Data records:
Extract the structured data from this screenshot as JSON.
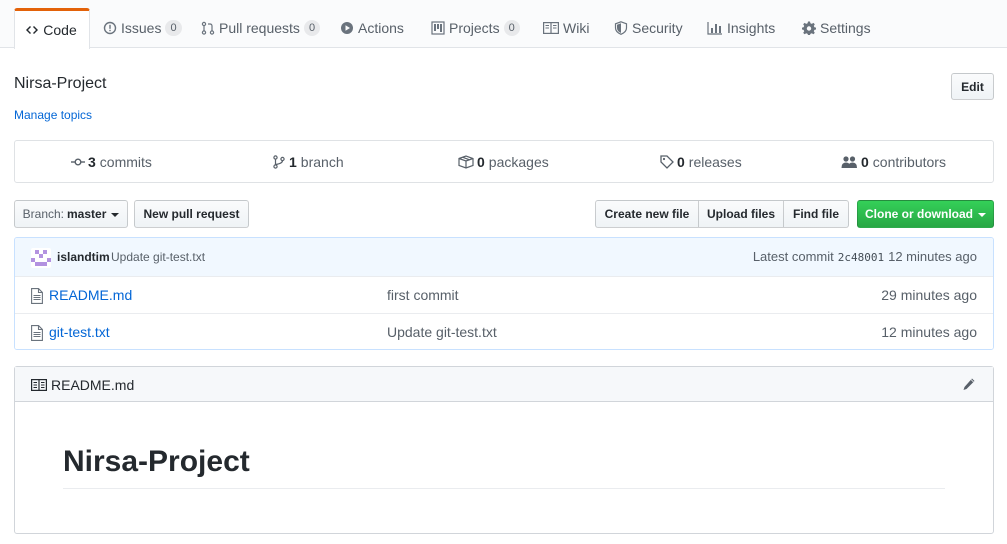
{
  "tabs": [
    {
      "label": "Code",
      "icon": "code-icon",
      "counter": null
    },
    {
      "label": "Issues",
      "icon": "issue-icon",
      "counter": "0"
    },
    {
      "label": "Pull requests",
      "icon": "pull-request-icon",
      "counter": "0"
    },
    {
      "label": "Actions",
      "icon": "play-icon",
      "counter": null
    },
    {
      "label": "Projects",
      "icon": "project-icon",
      "counter": "0"
    },
    {
      "label": "Wiki",
      "icon": "book-icon",
      "counter": null
    },
    {
      "label": "Security",
      "icon": "shield-icon",
      "counter": null
    },
    {
      "label": "Insights",
      "icon": "graph-icon",
      "counter": null
    },
    {
      "label": "Settings",
      "icon": "gear-icon",
      "counter": null
    }
  ],
  "repo": {
    "title": "Nirsa-Project",
    "manage_topics": "Manage topics",
    "edit_label": "Edit"
  },
  "summary": {
    "commits": {
      "num": "3",
      "label": "commits"
    },
    "branches": {
      "num": "1",
      "label": "branch"
    },
    "packages": {
      "num": "0",
      "label": "packages"
    },
    "releases": {
      "num": "0",
      "label": "releases"
    },
    "contributors": {
      "num": "0",
      "label": "contributors"
    }
  },
  "filenav": {
    "branch_prefix": "Branch:",
    "branch_value": "master",
    "new_pr": "New pull request",
    "create_file": "Create new file",
    "upload_files": "Upload files",
    "find_file": "Find file",
    "clone": "Clone or download"
  },
  "commit_tease": {
    "author": "islandtim",
    "message": "Update git-test.txt",
    "latest_label": "Latest commit",
    "sha": "2c48001",
    "age": "12 minutes ago"
  },
  "files": [
    {
      "name": "README.md",
      "message": "first commit",
      "age": "29 minutes ago"
    },
    {
      "name": "git-test.txt",
      "message": "Update git-test.txt",
      "age": "12 minutes ago"
    }
  ],
  "readme": {
    "filename": "README.md",
    "heading": "Nirsa-Project"
  },
  "colors": {
    "accent_tab": "#e36209",
    "link": "#0366d6",
    "primary_button": "#2cbe4e",
    "avatar": "#b392e0"
  }
}
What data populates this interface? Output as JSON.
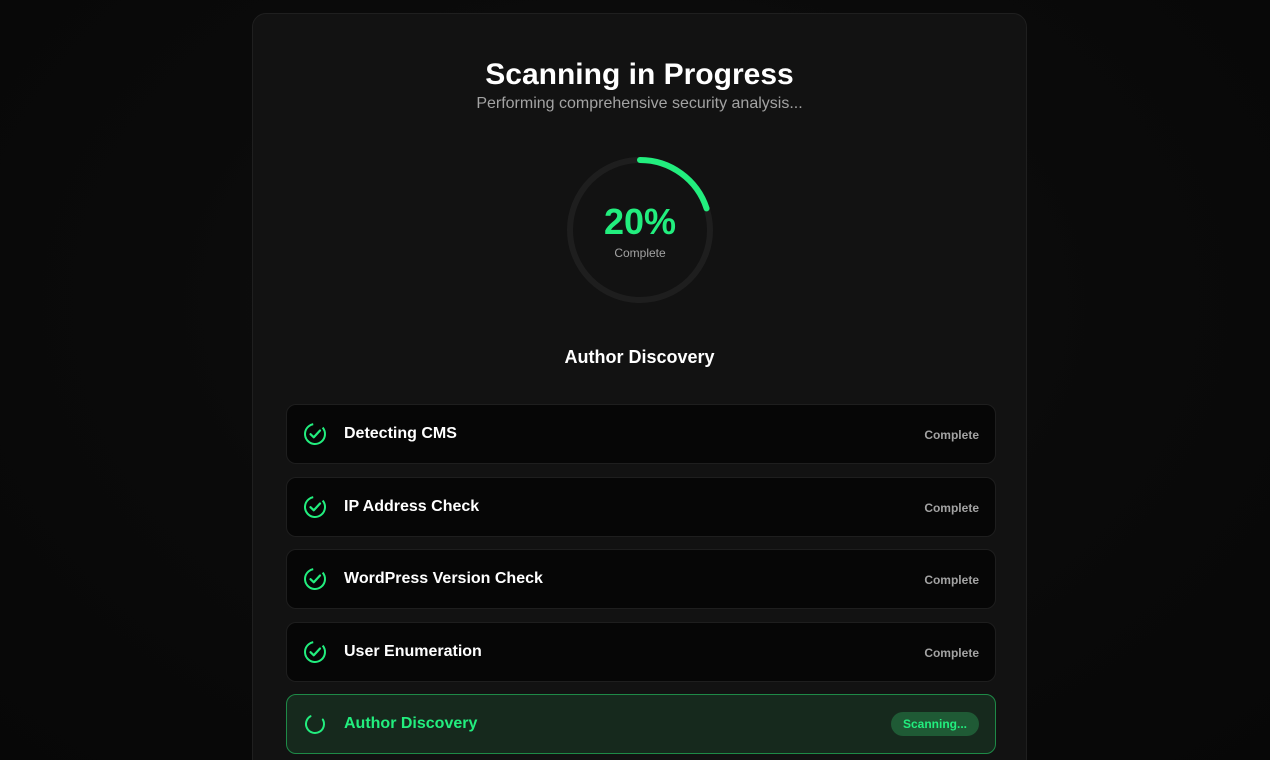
{
  "header": {
    "title": "Scanning in Progress",
    "subtitle": "Performing comprehensive security analysis..."
  },
  "progress": {
    "percent": 20,
    "percent_label": "20%",
    "label": "Complete"
  },
  "current_step": "Author Discovery",
  "steps": [
    {
      "label": "Detecting CMS",
      "status": "Complete",
      "state": "done"
    },
    {
      "label": "IP Address Check",
      "status": "Complete",
      "state": "done"
    },
    {
      "label": "WordPress Version Check",
      "status": "Complete",
      "state": "done"
    },
    {
      "label": "User Enumeration",
      "status": "Complete",
      "state": "done"
    },
    {
      "label": "Author Discovery",
      "status": "Scanning...",
      "state": "active"
    }
  ],
  "icons": {
    "done": "check-circle-icon",
    "active": "spinner-icon"
  },
  "colors": {
    "accent": "#22ee7e",
    "background": "#0b0b0b",
    "card": "#121212",
    "muted_text": "#a3a3a3",
    "active_row_bg": "#16291d",
    "active_row_border": "#1e8a47",
    "ring_track": "#1e1e1e"
  }
}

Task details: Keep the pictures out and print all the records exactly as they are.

Completed task:
Extract the structured data from this screenshot as JSON.
{
  "tabs": [
    {
      "label": "Code",
      "icon": "code-icon",
      "counter": null
    },
    {
      "label": "Issues",
      "icon": "issue-icon",
      "counter": "0"
    },
    {
      "label": "Pull requests",
      "icon": "pull-request-icon",
      "counter": "0"
    },
    {
      "label": "Actions",
      "icon": "play-icon",
      "counter": null
    },
    {
      "label": "Projects",
      "icon": "project-icon",
      "counter": "0"
    },
    {
      "label": "Wiki",
      "icon": "book-icon",
      "counter": null
    },
    {
      "label": "Security",
      "icon": "shield-icon",
      "counter": null
    },
    {
      "label": "Insights",
      "icon": "graph-icon",
      "counter": null
    },
    {
      "label": "Settings",
      "icon": "gear-icon",
      "counter": null
    }
  ],
  "repo": {
    "title": "Nirsa-Project",
    "manage_topics": "Manage topics",
    "edit_label": "Edit"
  },
  "summary": {
    "commits": {
      "num": "3",
      "label": "commits"
    },
    "branches": {
      "num": "1",
      "label": "branch"
    },
    "packages": {
      "num": "0",
      "label": "packages"
    },
    "releases": {
      "num": "0",
      "label": "releases"
    },
    "contributors": {
      "num": "0",
      "label": "contributors"
    }
  },
  "filenav": {
    "branch_prefix": "Branch:",
    "branch_value": "master",
    "new_pr": "New pull request",
    "create_file": "Create new file",
    "upload_files": "Upload files",
    "find_file": "Find file",
    "clone": "Clone or download"
  },
  "commit_tease": {
    "author": "islandtim",
    "message": "Update git-test.txt",
    "latest_label": "Latest commit",
    "sha": "2c48001",
    "age": "12 minutes ago"
  },
  "files": [
    {
      "name": "README.md",
      "message": "first commit",
      "age": "29 minutes ago"
    },
    {
      "name": "git-test.txt",
      "message": "Update git-test.txt",
      "age": "12 minutes ago"
    }
  ],
  "readme": {
    "filename": "README.md",
    "heading": "Nirsa-Project"
  },
  "colors": {
    "accent_tab": "#e36209",
    "link": "#0366d6",
    "primary_button": "#2cbe4e",
    "avatar": "#b392e0"
  }
}
What data populates this interface? Output as JSON.
{
  "header": {
    "title": "Scanning in Progress",
    "subtitle": "Performing comprehensive security analysis..."
  },
  "progress": {
    "percent": 20,
    "percent_label": "20%",
    "label": "Complete"
  },
  "current_step": "Author Discovery",
  "steps": [
    {
      "label": "Detecting CMS",
      "status": "Complete",
      "state": "done"
    },
    {
      "label": "IP Address Check",
      "status": "Complete",
      "state": "done"
    },
    {
      "label": "WordPress Version Check",
      "status": "Complete",
      "state": "done"
    },
    {
      "label": "User Enumeration",
      "status": "Complete",
      "state": "done"
    },
    {
      "label": "Author Discovery",
      "status": "Scanning...",
      "state": "active"
    }
  ],
  "icons": {
    "done": "check-circle-icon",
    "active": "spinner-icon"
  },
  "colors": {
    "accent": "#22ee7e",
    "background": "#0b0b0b",
    "card": "#121212",
    "muted_text": "#a3a3a3",
    "active_row_bg": "#16291d",
    "active_row_border": "#1e8a47",
    "ring_track": "#1e1e1e"
  }
}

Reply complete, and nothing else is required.